**Aim of the exercise**
Copy every line of the material below exactly.

**Entries provided**
[Start of section]

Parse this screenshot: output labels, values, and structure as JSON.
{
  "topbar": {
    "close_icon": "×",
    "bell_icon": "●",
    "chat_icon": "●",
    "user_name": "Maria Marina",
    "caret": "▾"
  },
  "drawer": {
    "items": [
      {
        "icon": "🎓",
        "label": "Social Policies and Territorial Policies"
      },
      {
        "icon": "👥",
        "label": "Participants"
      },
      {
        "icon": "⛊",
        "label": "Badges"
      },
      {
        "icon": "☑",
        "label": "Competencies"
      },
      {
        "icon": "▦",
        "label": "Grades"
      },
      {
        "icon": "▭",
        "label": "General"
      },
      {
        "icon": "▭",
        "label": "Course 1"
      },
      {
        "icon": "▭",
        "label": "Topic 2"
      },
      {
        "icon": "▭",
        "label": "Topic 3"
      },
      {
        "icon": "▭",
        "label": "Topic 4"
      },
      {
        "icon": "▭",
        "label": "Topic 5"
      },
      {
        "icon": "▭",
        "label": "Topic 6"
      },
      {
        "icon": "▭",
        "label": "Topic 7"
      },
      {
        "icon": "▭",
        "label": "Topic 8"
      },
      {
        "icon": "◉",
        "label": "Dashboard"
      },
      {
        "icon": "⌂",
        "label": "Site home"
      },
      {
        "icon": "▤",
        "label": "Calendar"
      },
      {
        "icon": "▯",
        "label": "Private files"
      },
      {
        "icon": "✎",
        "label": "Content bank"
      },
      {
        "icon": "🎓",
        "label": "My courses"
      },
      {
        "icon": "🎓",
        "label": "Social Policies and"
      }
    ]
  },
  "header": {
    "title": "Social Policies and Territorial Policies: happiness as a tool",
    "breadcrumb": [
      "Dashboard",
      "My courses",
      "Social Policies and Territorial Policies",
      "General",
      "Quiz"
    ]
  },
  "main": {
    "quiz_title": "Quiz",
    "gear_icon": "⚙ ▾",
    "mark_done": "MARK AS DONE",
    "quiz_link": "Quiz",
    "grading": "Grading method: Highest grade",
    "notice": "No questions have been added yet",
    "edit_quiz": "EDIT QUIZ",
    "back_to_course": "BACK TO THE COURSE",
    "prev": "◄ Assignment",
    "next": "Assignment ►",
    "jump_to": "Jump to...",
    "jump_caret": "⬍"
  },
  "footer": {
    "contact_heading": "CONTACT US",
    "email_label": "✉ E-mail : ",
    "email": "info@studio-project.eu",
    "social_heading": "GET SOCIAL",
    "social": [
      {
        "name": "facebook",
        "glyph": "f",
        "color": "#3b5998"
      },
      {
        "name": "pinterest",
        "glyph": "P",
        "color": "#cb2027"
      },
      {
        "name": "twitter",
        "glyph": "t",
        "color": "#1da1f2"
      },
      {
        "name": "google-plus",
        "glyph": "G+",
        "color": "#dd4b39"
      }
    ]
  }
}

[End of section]

**Task result**
Parse this screenshot: output labels, values, and structure as JSON.
{
  "topbar": {
    "close_icon": "×",
    "bell_icon": "●",
    "chat_icon": "●",
    "user_name": "Maria Marina",
    "caret": "▾"
  },
  "drawer": {
    "items": [
      {
        "icon": "🎓",
        "label": "Social Policies and Territorial Policies"
      },
      {
        "icon": "👥",
        "label": "Participants"
      },
      {
        "icon": "⛊",
        "label": "Badges"
      },
      {
        "icon": "☑",
        "label": "Competencies"
      },
      {
        "icon": "▦",
        "label": "Grades"
      },
      {
        "icon": "▭",
        "label": "General"
      },
      {
        "icon": "▭",
        "label": "Course 1"
      },
      {
        "icon": "▭",
        "label": "Topic 2"
      },
      {
        "icon": "▭",
        "label": "Topic 3"
      },
      {
        "icon": "▭",
        "label": "Topic 4"
      },
      {
        "icon": "▭",
        "label": "Topic 5"
      },
      {
        "icon": "▭",
        "label": "Topic 6"
      },
      {
        "icon": "▭",
        "label": "Topic 7"
      },
      {
        "icon": "▭",
        "label": "Topic 8"
      },
      {
        "icon": "◉",
        "label": "Dashboard"
      },
      {
        "icon": "⌂",
        "label": "Site home"
      },
      {
        "icon": "▤",
        "label": "Calendar"
      },
      {
        "icon": "▯",
        "label": "Private files"
      },
      {
        "icon": "✎",
        "label": "Content bank"
      },
      {
        "icon": "🎓",
        "label": "My courses"
      },
      {
        "icon": "🎓",
        "label": "Social Policies and"
      }
    ]
  },
  "header": {
    "title": "Social Policies and Territorial Policies: happiness as a tool",
    "breadcrumb": [
      "Dashboard",
      "My courses",
      "Social Policies and Territorial Policies",
      "General",
      "Quiz"
    ]
  },
  "main": {
    "quiz_title": "Quiz",
    "gear_icon": "⚙ ▾",
    "mark_done": "MARK AS DONE",
    "quiz_link": "Quiz",
    "grading": "Grading method: Highest grade",
    "notice": "No questions have been added yet",
    "edit_quiz": "EDIT QUIZ",
    "back_to_course": "BACK TO THE COURSE",
    "prev": "◄ Assignment",
    "next": "Assignment ►",
    "jump_to": "Jump to...",
    "jump_caret": "⬍"
  },
  "footer": {
    "contact_heading": "CONTACT US",
    "email_label": "✉ E-mail : ",
    "email": "info@studio-project.eu",
    "social_heading": "GET SOCIAL",
    "social": [
      {
        "name": "facebook",
        "glyph": "f",
        "color": "#3b5998"
      },
      {
        "name": "pinterest",
        "glyph": "P",
        "color": "#cb2027"
      },
      {
        "name": "twitter",
        "glyph": "t",
        "color": "#1da1f2"
      },
      {
        "name": "google-plus",
        "glyph": "G+",
        "color": "#dd4b39"
      }
    ]
  }
}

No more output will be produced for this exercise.